Staff Photo: Jason Braverman. Joanna Hayes listens as her attorney speaks Wednesday morning just before opening statements were given in the Target murder case involving her daughter-in-law.

Staff Photo: Jason Braverman. Joanna Hayes listens as her attorney speaks Wednesday morning just before opening statements were given in the Target murder case involving her daughter-in-law.

LAWRENCEVILLE -- Defense attorney Bruce Morriss was doggedly critical of an all-female photo lineup Snellville police showed the six people who witnessed the fatal shooting of Heather Strube and other occurrences at the scene.

As testimony tipped past the one-week mark Thursday, Morriss pressed Snellville police Capt. Harold Thomas as to why witnesses were asked to pick a suspect from six female mugshots when all recalled the shooter as male.

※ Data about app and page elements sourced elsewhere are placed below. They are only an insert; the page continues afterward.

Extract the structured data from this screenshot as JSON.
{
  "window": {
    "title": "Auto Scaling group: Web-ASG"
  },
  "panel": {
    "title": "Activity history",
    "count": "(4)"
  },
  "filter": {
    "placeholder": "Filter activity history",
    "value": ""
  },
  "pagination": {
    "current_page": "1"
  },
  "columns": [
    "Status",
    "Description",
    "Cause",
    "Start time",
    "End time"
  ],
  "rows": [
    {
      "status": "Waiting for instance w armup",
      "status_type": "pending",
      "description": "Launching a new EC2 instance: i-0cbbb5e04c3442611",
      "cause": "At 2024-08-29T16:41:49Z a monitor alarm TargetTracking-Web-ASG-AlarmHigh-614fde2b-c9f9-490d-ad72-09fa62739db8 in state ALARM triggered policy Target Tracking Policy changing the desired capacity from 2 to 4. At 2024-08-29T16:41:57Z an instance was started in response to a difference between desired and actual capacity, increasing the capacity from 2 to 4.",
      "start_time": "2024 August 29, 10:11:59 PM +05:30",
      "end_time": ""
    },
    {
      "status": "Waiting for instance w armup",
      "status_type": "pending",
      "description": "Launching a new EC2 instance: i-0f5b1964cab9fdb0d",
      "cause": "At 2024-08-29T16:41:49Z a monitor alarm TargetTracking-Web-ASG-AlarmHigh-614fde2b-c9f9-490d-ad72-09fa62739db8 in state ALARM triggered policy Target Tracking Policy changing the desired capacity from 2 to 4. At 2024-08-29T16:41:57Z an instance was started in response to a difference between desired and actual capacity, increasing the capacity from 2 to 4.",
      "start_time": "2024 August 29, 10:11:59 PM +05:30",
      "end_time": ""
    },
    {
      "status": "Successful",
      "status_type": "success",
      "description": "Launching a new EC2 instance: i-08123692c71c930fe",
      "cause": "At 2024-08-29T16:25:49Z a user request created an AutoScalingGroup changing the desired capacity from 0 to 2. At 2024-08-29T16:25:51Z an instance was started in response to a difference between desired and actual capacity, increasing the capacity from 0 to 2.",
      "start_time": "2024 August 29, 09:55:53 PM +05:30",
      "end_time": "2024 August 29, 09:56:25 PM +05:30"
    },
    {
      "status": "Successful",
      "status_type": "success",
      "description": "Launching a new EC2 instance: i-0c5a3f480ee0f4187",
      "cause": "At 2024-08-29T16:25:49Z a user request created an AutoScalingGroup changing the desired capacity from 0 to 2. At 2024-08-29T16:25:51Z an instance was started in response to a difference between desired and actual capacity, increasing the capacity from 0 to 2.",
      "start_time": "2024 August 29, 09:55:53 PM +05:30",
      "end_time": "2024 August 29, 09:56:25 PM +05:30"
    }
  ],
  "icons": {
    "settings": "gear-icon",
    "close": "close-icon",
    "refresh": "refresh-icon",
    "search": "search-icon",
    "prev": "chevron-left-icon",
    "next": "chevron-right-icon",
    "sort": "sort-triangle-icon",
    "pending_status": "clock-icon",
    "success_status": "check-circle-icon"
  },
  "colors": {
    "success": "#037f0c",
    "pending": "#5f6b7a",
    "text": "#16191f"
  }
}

Thomas said evidence at the time of a possible female shooter justified police actions.

All six witnesses described the shooter as wearing a wig, with a small frame, Thomas said.

The state rested its case Wednesday, and Joanna Hayes' defense team began calling roughly a dozen witnesses Thursday morning, with more expected today before closing arguments. Her lawyers told reporters they were still in discussions with Hayes about whether she'll testify or not.

In Georgia, that decision is left up to the defendant.

Another point of contention, as Morriss sees it, is how rapidly Snellville police locked onto Hayes as a suspect. Detective Kevin Sebring, the lead investigator at the outset, said Hayes' alibi was dotted with red flags, which kept police interested from two days after the shooting.

"She could not provide us with information that would keep us from keeping her as our prime suspect," Sebring testified.

One witness, Target shopper Julie Rom, testified that characteristics of a person she saw in televised media reports about the case matched the gait, shoulders and stature of the shooter. It wasn't clarified whom she saw on television.

Morriss was critical of Rom's recollection, wondering aloud, "Is it fair to say you're trying so hard to help the prosecution?" he asked.

"I'm here to tell the truth," Rom replied.

Prosecutors believe Hayes, 47, disguised herself as a man with a wig and mustache the afternoon of April 26, 2009, and fired a single, fatal shot to Strube's head, with her son only a couple of feet away.

In an early interview with police, Hayes admitted to an investigator she disliked her daughter-in-law because her mothering habits were subpar, according to testimony.

A Conyers floral designer, 25-year-old Strube and her husband, Steven, were in the final stages of a divorce, following their marriage in May 2004.

Hayes faces life in prison.